> **Exercise requirements**
Wherever the string "title" appears in the listing, copy that line.

> **Records for this exercise**
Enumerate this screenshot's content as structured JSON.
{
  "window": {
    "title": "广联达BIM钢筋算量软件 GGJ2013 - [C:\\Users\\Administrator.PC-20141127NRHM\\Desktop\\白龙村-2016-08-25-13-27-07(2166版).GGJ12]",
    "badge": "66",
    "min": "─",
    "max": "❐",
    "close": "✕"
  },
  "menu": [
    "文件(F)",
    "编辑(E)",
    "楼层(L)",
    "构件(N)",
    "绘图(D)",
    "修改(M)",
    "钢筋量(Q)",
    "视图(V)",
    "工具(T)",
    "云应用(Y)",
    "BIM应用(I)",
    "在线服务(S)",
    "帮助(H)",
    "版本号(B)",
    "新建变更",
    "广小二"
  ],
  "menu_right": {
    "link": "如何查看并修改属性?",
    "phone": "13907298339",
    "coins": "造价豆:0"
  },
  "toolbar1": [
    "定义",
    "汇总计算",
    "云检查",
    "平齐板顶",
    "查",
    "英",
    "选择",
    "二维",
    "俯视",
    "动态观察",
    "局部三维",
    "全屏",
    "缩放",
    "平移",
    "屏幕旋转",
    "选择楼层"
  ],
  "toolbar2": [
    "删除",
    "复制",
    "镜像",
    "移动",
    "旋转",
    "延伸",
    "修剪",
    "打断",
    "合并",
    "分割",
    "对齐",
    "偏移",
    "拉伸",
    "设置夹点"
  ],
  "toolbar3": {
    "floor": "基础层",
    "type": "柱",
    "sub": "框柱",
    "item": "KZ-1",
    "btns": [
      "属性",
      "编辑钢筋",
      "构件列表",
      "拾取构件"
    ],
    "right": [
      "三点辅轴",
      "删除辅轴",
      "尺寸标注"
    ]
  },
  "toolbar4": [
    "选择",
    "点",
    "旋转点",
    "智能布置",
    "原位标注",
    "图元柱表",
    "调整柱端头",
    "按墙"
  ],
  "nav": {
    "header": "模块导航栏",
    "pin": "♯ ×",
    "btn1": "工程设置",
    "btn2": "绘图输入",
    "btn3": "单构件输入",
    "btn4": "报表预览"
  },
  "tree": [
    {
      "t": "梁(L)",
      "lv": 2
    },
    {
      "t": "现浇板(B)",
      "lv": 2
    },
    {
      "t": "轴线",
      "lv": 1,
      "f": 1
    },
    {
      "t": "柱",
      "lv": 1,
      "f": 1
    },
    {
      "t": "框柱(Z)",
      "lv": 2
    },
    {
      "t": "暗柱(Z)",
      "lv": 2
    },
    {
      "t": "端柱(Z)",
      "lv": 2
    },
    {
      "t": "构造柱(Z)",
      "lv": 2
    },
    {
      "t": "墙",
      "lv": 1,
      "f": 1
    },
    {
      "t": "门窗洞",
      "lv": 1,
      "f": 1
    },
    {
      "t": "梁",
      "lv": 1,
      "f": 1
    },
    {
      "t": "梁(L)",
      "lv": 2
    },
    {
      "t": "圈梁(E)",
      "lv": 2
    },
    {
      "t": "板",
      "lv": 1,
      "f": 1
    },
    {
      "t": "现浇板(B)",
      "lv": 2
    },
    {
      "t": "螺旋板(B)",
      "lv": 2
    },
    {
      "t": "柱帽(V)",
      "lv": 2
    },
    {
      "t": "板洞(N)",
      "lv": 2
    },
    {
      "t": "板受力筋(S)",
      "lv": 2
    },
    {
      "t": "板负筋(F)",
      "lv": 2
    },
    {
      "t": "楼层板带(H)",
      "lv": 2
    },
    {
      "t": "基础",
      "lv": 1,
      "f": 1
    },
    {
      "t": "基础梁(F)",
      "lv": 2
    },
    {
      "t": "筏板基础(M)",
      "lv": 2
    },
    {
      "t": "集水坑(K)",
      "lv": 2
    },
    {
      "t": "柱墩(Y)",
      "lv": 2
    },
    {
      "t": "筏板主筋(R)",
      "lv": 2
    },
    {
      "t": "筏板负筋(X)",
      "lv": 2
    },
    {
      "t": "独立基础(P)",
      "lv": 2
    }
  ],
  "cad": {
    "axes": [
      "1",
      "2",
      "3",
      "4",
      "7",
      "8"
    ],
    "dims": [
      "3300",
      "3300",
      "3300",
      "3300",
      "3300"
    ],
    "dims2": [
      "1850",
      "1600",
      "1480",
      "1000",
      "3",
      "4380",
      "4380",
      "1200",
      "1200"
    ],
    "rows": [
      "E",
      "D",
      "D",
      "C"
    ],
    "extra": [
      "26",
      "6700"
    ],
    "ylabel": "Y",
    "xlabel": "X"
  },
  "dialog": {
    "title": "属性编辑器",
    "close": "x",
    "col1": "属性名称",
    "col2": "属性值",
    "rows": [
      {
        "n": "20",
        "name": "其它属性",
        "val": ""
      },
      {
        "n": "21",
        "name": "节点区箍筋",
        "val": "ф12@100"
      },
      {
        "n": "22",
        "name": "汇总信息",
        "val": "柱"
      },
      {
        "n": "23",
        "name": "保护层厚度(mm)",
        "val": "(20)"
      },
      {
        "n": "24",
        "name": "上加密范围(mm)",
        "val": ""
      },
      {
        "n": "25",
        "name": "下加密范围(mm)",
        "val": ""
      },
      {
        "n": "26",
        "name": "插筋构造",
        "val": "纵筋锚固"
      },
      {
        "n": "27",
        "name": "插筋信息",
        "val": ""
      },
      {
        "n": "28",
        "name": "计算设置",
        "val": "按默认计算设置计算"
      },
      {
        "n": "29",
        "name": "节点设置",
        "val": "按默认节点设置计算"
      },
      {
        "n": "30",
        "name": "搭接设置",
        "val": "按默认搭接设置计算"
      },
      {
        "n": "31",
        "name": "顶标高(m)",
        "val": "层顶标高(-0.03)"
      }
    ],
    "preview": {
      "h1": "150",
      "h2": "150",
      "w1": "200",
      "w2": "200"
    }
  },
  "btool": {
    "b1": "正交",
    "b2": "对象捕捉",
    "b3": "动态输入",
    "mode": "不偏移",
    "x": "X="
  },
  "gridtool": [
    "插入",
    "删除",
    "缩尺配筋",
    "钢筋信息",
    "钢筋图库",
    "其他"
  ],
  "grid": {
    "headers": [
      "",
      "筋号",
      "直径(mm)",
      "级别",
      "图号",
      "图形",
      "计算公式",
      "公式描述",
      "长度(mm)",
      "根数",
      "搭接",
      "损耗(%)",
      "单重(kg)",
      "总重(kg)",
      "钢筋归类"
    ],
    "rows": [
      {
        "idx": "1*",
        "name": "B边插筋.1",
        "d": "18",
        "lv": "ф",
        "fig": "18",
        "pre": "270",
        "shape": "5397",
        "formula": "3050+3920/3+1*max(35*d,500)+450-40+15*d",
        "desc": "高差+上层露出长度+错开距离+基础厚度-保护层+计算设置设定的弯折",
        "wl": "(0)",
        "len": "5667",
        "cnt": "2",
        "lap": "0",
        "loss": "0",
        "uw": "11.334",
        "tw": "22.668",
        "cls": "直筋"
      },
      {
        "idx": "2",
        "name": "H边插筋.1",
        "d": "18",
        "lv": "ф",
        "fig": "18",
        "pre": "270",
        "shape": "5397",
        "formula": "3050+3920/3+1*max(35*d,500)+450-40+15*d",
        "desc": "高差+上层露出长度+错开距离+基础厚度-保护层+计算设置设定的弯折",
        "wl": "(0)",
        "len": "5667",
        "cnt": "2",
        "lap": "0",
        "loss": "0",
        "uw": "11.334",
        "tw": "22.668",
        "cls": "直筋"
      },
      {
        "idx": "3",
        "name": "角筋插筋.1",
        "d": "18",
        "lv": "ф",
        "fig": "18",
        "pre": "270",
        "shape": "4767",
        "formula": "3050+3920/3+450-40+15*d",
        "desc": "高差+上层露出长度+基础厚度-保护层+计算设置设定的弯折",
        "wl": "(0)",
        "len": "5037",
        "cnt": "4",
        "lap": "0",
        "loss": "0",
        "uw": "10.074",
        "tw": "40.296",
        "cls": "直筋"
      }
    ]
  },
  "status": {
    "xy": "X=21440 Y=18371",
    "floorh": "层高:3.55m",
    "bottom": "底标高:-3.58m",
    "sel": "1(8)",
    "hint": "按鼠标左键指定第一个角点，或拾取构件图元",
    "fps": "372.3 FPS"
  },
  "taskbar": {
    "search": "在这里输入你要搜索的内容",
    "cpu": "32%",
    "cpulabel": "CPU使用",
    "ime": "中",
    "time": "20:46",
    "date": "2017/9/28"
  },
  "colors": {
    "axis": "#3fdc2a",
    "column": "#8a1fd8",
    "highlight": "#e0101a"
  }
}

> **Answer box**
    "title": "广联达BIM钢筋算量软件 GGJ2013 - [C:\\Users\\Administrator.PC-20141127NRHM\\Desktop\\白龙村-2016-08-25-13-27-07(2166版).GGJ12]",
    "title": "属性编辑器",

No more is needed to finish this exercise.